– 1/3 cup of the melted butter (don’t forget to keep the rest aside!)
– 1 tsp vanilla extract
– Blend for a good 15 seconds or more
When the waffle iron is ready:
– Using a paper towel or basting brush, butter both sides of the iron
– Add the 1/3 cup to the blender and blend again (don’t forget to save aside the extra for buttering the iron!)
– Add the dries to the blender and blend on low just barely long enough to mix everything (don’t over-mix)
Cook ’em up:
– Butter the iron before each waffle
– Don’t open the iron until they’re ready (less time for chewier, more time for crispier)
– Eat as you go for best results, or keep them separated on a rack (ideally in a barely warm oven) so they stay crispy until you’re ready to eat them
– Favorite toppings: real maple syrup. If we’re feeling really ambitious, we fry sliced bananas and strawberries in butter. I’ve also added plain yogurt, one of these days actual whipped heavy cream…
– The batter gets a lot thicker as it sits, so cook up all the waffles in one sitting rather than keep the batter around for later
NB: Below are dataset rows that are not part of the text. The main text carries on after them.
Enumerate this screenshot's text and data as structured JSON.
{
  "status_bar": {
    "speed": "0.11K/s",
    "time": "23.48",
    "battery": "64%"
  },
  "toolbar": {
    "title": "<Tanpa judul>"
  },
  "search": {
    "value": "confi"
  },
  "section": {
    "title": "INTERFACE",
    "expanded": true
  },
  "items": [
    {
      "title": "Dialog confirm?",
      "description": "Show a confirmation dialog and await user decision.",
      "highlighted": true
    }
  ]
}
– Store leftovers in an airtight container or Ziploc bag and heat them up in a toaster or under the broiler (barely a minute each side, keep an eye on them!) the next day
General comments about the experiments (because: Cooks Illustrated, we don’t subscribe tho so beyond this into paragraph I have no idea what they advise WRT waffles):
– Everyone suggests whipping up the egg whites separately and folding into the rest of the batter, but I’m HUNGRY by the time we’re making waffles, and there’s enough to clean up as it is… if someone actually tries doing this and can convince me an extra step and dish is worth it, maybe then we’ll try it 🙂
– Similar thoughts regarding buttermilk. We tried using a bit of yogurt in place of some of the milk once, but I figure the convenience of straight milk is worth whatever minor benefit the sour provided.
– The more sugar, the crispier… but 4 tbsp is too much and you won’t want to add any maple syrup.
– The salt really brings out the sweetness and the corn flavor; 1/2 tsp isn’t enough.
– The more butter, the crispier… but honestly I think part of why I like all this butter is that it’s adding more salt. We tried 1/4 cup once and had some issues w/ the waffles sticking. Not worth risking it, and really, why hold back on butter, ever..
– Too much fine cornmeal or too little liquid and they get far more dense than fluffy.
– Not enough fine cornmeal and they tend to go soggy rather than crisp up.
– Since cornmeal has a stronger (and better, IMO) flavor than all-purpose flour, you definitely want a bit more vanilla than usual in this recipe.